For those who don't know, snakes can go many many months without eating, when they go into Torpor (sort of hibernation, but different - Google that to) they will eat a few weeks before hand, but nothing at all over the winter months. They then become opportunistic feeders, eating whenever possible over the summer months. Some of the snakes we had in care over the winter (see the "nest" in post 31) had not eaten for about 8 months. They were fed last Sunday (after several attempts to get them to eat), and 3 of those have now been released, wounds healed, successfully sloughed, and now having had a feed.

Chapel Island Tiger Snakes may often only eat once or twice in an entire year (Short Tailed Shearwater breeding season), as other food is in limited supply.

Dale Huonville, Tasmania

Annie W
Annie W's picture

Oh it certainly was Rick, I was worried about the early onset of incontinence there for a minute also, but all good laugh.

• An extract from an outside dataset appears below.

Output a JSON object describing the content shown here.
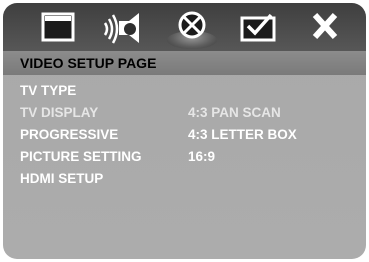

Thanks for that info Dale!  Of course, that makes sense about his eye.  I wondered if this fella had just emerged from Torpor and was famished, so stuffing his face at the readily available bird buffet.  Quite possibly I guess?

Had a bit of excitement in my kitchen this morning when the cat gifted me a baby snake.  We're in the middle of town so he (the snake) must have travelled from at least 200-400m away from a small creek perhaps.  So much for trying to do the right thing all 'round as my cats don't have access to roam, so the snake must have slipped through the tiny squares of netting on the cat run.  So off to Bunnings to get some shade cloth to go up from the bottom a metre or two so it can't happen again.  Baby snake is fine although understandably ruffled & I'll release him out in the bush after I've picked my daughter up from school - and for anyone who cares devil, puss appears o.k. too smiley.

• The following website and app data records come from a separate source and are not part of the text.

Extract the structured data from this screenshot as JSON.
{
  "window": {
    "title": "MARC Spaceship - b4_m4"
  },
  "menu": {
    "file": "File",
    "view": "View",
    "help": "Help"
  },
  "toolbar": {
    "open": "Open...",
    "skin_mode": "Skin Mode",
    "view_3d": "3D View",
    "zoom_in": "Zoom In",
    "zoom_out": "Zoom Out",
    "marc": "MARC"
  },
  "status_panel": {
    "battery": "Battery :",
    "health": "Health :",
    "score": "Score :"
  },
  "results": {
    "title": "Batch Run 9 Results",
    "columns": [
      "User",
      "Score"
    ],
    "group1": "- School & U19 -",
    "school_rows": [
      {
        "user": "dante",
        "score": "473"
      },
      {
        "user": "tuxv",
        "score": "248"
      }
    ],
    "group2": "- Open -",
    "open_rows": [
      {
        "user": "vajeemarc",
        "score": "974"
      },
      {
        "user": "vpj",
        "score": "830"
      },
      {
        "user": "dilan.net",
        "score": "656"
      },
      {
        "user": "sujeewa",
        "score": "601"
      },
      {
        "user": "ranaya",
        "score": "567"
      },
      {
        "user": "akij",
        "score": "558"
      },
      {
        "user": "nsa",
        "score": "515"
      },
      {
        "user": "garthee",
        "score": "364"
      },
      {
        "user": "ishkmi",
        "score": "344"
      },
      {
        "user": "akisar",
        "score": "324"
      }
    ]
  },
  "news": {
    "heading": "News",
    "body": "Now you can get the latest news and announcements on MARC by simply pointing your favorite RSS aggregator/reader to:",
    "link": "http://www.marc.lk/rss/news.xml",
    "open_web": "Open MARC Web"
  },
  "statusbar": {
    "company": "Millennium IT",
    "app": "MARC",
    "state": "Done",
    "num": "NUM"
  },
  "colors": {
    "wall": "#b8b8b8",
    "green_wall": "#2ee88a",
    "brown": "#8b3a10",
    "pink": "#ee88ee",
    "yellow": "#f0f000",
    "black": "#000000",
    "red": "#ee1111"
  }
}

Edited:  I think it's a Tiger Snake.

NW Tasmania

Canonguy
Canonguy's picture

Looks like a baby tiger Annie.

dwatsonbb
dwatsonbb's picture

Tiger snake is confirmed, a beautiful little specimen. Thanks for looking out for it. They really are amazing critters.

Dale Huonville, Tasmania

Annie W
Annie W's picture

Sure is, also had it ID'd by email by the lovely Reptile Rescue folk too.  It's really very pretty, 20-25cm long skinny little snake pencil laugh

NW Tasmania

timrp
timrp's picture

My first sighting of a Small Eyed Snake!

Rick N
Rick N's picture

Nice shot there Tim, highly venomous little critter as is this guy

KI Tiger from the weekend.

timrp
timrp's picture

Awesome find and photo Rick!

soakes
soakes's picture

Here is a copperhead that I saw crossing the road over Summer.

soakes
Victoria, Australia

Devster
Devster's picture

Lol Love the title Soakes. Copperhead Road.

Rick N
Rick N's picture

Nice colouring, looks a fair size too. Thanks

Woko
Woko's picture

Do Tiger Snakes (on Kangaroo Island, at least) get out & about in cold wet weather? 

Pages

Subscribe to me on YouTube